+++ Exercise data +++

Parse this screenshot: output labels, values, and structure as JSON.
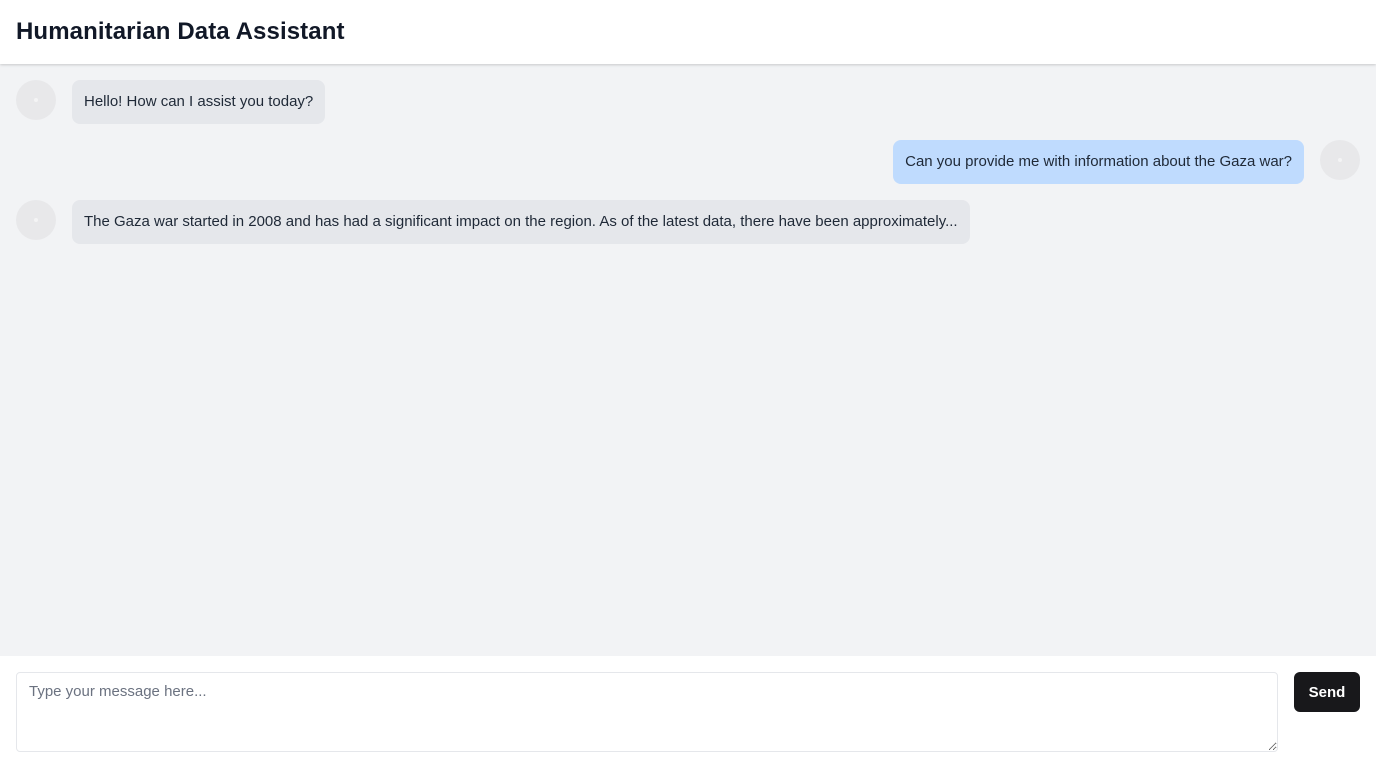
{
  "header": {
    "title": "Humanitarian Data Assistant"
  },
  "messages": [
    {
      "role": "assistant",
      "text": "Hello! How can I assist you today?",
      "avatar_icon": "assistant-avatar-icon"
    },
    {
      "role": "user",
      "text": "Can you provide me with information about the Gaza war?",
      "avatar_icon": "user-avatar-icon"
    },
    {
      "role": "assistant",
      "text": "The Gaza war started in 2008 and has had a significant impact on the region. As of the latest data, there have been approximately...",
      "avatar_icon": "assistant-avatar-icon"
    }
  ],
  "composer": {
    "placeholder": "Type your message here...",
    "value": "",
    "send_label": "Send"
  },
  "colors": {
    "assistant_bubble": "#e5e7eb",
    "user_bubble": "#bfdbfe",
    "send_button": "#18181b",
    "chat_background": "#f2f3f5"
  }
}
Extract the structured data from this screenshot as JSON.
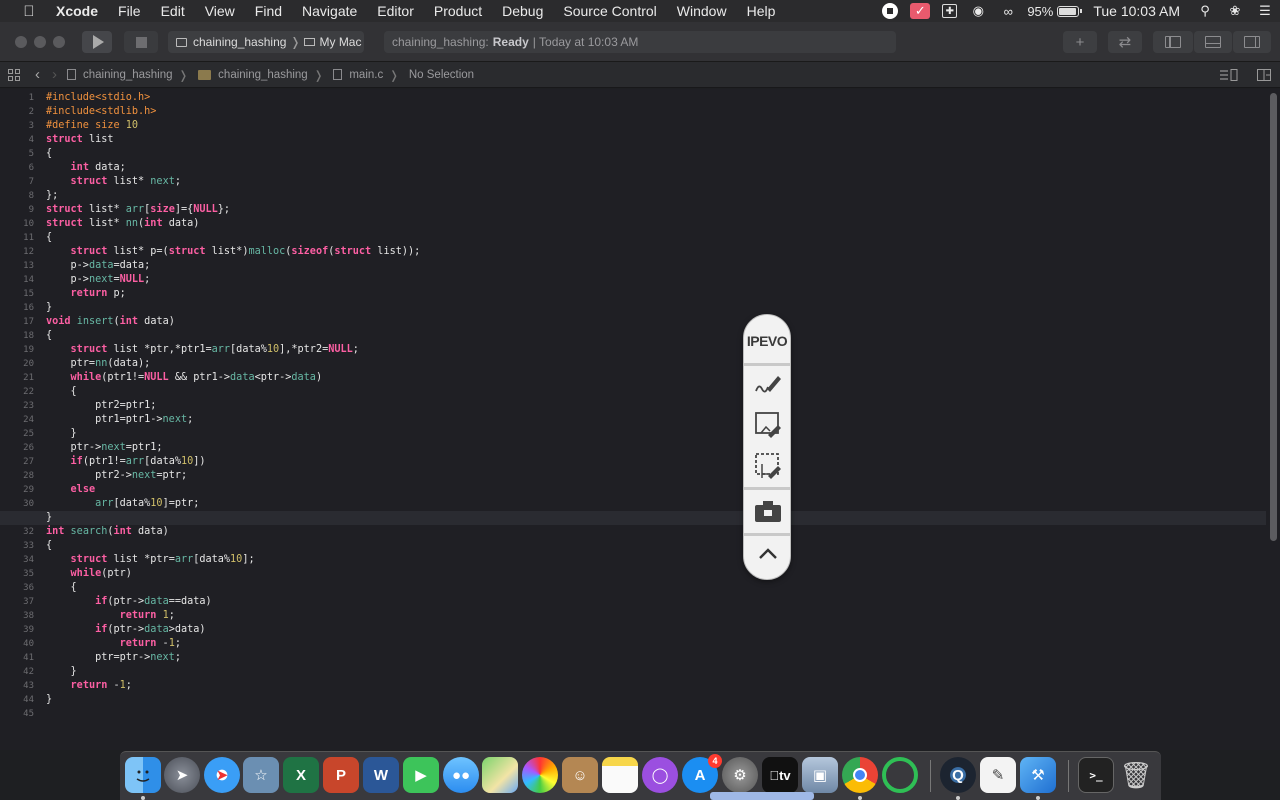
{
  "menubar": {
    "app_name": "Xcode",
    "items": [
      "File",
      "Edit",
      "View",
      "Find",
      "Navigate",
      "Editor",
      "Product",
      "Debug",
      "Source Control",
      "Window",
      "Help"
    ],
    "battery": "95%",
    "clock": "Tue 10:03 AM"
  },
  "toolbar": {
    "scheme_project": "chaining_hashing",
    "scheme_device": "My Mac",
    "activity_prefix": "chaining_hashing:",
    "activity_status": "Ready",
    "activity_time": "| Today at 10:03 AM"
  },
  "jumpbar": {
    "crumbs": [
      "chaining_hashing",
      "chaining_hashing",
      "main.c",
      "No Selection"
    ]
  },
  "editor": {
    "current_line": 31,
    "line_numbers": [
      "1",
      "2",
      "3",
      "4",
      "5",
      "6",
      "7",
      "8",
      "9",
      "10",
      "11",
      "12",
      "13",
      "14",
      "15",
      "16",
      "17",
      "18",
      "19",
      "20",
      "21",
      "22",
      "23",
      "24",
      "25",
      "26",
      "27",
      "28",
      "29",
      "30",
      "31",
      "32",
      "33",
      "34",
      "35",
      "36",
      "37",
      "38",
      "39",
      "40",
      "41",
      "42",
      "43",
      "44",
      "45"
    ],
    "lines": [
      "#include<stdio.h>",
      "#include<stdlib.h>",
      "#define size 10",
      "struct list",
      "{",
      "    int data;",
      "    struct list* next;",
      "};",
      "struct list* arr[size]={NULL};",
      "struct list* nn(int data)",
      "{",
      "    struct list* p=(struct list*)malloc(sizeof(struct list));",
      "    p->data=data;",
      "    p->next=NULL;",
      "    return p;",
      "}",
      "void insert(int data)",
      "{",
      "    struct list *ptr,*ptr1=arr[data%10],*ptr2=NULL;",
      "    ptr=nn(data);",
      "    while(ptr1!=NULL && ptr1->data<ptr->data)",
      "    {",
      "        ptr2=ptr1;",
      "        ptr1=ptr1->next;",
      "    }",
      "    ptr->next=ptr1;",
      "    if(ptr1!=arr[data%10])",
      "        ptr2->next=ptr;",
      "    else",
      "        arr[data%10]=ptr;",
      "}",
      "int search(int data)",
      "{",
      "    struct list *ptr=arr[data%10];",
      "    while(ptr)",
      "    {",
      "        if(ptr->data==data)",
      "            return 1;",
      "        if(ptr->data>data)",
      "            return -1;",
      "        ptr=ptr->next;",
      "    }",
      "    return -1;",
      "}",
      ""
    ]
  },
  "ipevo": {
    "logo": "IPEVO"
  },
  "dock": {
    "excel_letter": "X",
    "powerpoint_letter": "P",
    "word_letter": "W",
    "appstore_badge": "4",
    "appletv_label": "tv",
    "icons": [
      "finder-icon",
      "launchpad-icon",
      "safari-icon",
      "preview-icon",
      "excel-icon",
      "powerpoint-icon",
      "word-icon",
      "facetime-icon",
      "messages-icon",
      "maps-icon",
      "photos-icon",
      "contacts-icon",
      "notes-icon",
      "podcasts-icon",
      "appstore-icon",
      "system-preferences-icon",
      "appletv-icon",
      "image-capture-icon",
      "chrome-icon",
      "circle-app-icon",
      "quicktime-icon",
      "textedit-icon",
      "xcode-icon",
      "terminal-icon",
      "trash-icon"
    ]
  }
}
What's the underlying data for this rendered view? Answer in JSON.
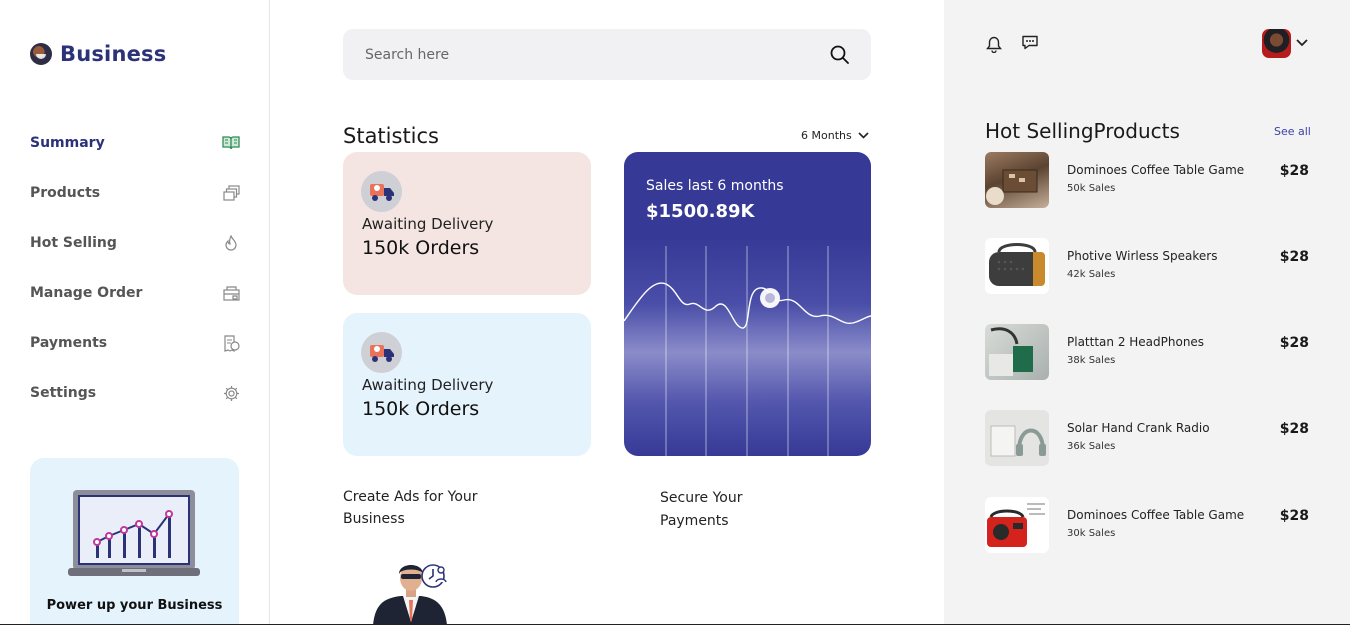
{
  "brand": {
    "name": "Business"
  },
  "sidebar": {
    "items": [
      {
        "label": "Summary",
        "icon": "book-open-icon",
        "active": true
      },
      {
        "label": "Products",
        "icon": "stack-icon",
        "active": false
      },
      {
        "label": "Hot Selling",
        "icon": "flame-icon",
        "active": false
      },
      {
        "label": "Manage Order",
        "icon": "cart-box-icon",
        "active": false
      },
      {
        "label": "Payments",
        "icon": "receipt-icon",
        "active": false
      },
      {
        "label": "Settings",
        "icon": "gear-icon",
        "active": false
      }
    ],
    "promo": {
      "title": "Power up your Business"
    }
  },
  "search": {
    "placeholder": "Search here"
  },
  "statistics": {
    "title": "Statistics",
    "period": "6 Months",
    "cards": [
      {
        "label": "Awaiting Delivery",
        "value": "150k Orders",
        "color": "#f5e5e2"
      },
      {
        "label": "Awaiting Delivery",
        "value": "150k Orders",
        "color": "#e5f3fd"
      }
    ],
    "sales": {
      "label": "Sales last 6 months",
      "value": "$1500.89K"
    }
  },
  "promos": {
    "ads": "Create Ads for Your Business",
    "payments": "Secure Your Payments"
  },
  "right_panel": {
    "hot_title": "Hot SellingProducts",
    "see_all": "See all",
    "products": [
      {
        "name": "Dominoes Coffee Table Game",
        "sales": "50k Sales",
        "price": "$28"
      },
      {
        "name": "Photive Wirless Speakers",
        "sales": "42k Sales",
        "price": "$28"
      },
      {
        "name": "Platttan 2 HeadPhones",
        "sales": "38k Sales",
        "price": "$28"
      },
      {
        "name": "Solar Hand Crank Radio",
        "sales": "36k Sales",
        "price": "$28"
      },
      {
        "name": "Dominoes Coffee Table Game",
        "sales": "30k Sales",
        "price": "$28"
      }
    ]
  },
  "colors": {
    "accent": "#2b3278",
    "chart_bg": "#363a96",
    "sidebar_promo": "#e5f3fd"
  }
}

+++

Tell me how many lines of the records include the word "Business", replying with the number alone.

Result for this exercise: 3